## What you are asked to do
Retrieve every line of the data holding the word "label".

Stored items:
--------------------------------

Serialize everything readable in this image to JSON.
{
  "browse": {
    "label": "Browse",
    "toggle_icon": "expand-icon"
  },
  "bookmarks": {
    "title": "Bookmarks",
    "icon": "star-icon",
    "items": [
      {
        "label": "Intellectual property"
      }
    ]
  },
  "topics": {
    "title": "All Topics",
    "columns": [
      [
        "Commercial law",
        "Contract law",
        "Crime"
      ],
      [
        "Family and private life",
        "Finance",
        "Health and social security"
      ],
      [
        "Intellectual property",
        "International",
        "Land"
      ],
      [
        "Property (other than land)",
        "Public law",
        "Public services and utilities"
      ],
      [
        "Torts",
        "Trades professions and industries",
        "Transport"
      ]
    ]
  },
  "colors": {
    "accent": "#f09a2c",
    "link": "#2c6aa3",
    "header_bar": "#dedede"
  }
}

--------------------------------

## The completed task
    "label": "Browse",
        "label": "Intellectual property"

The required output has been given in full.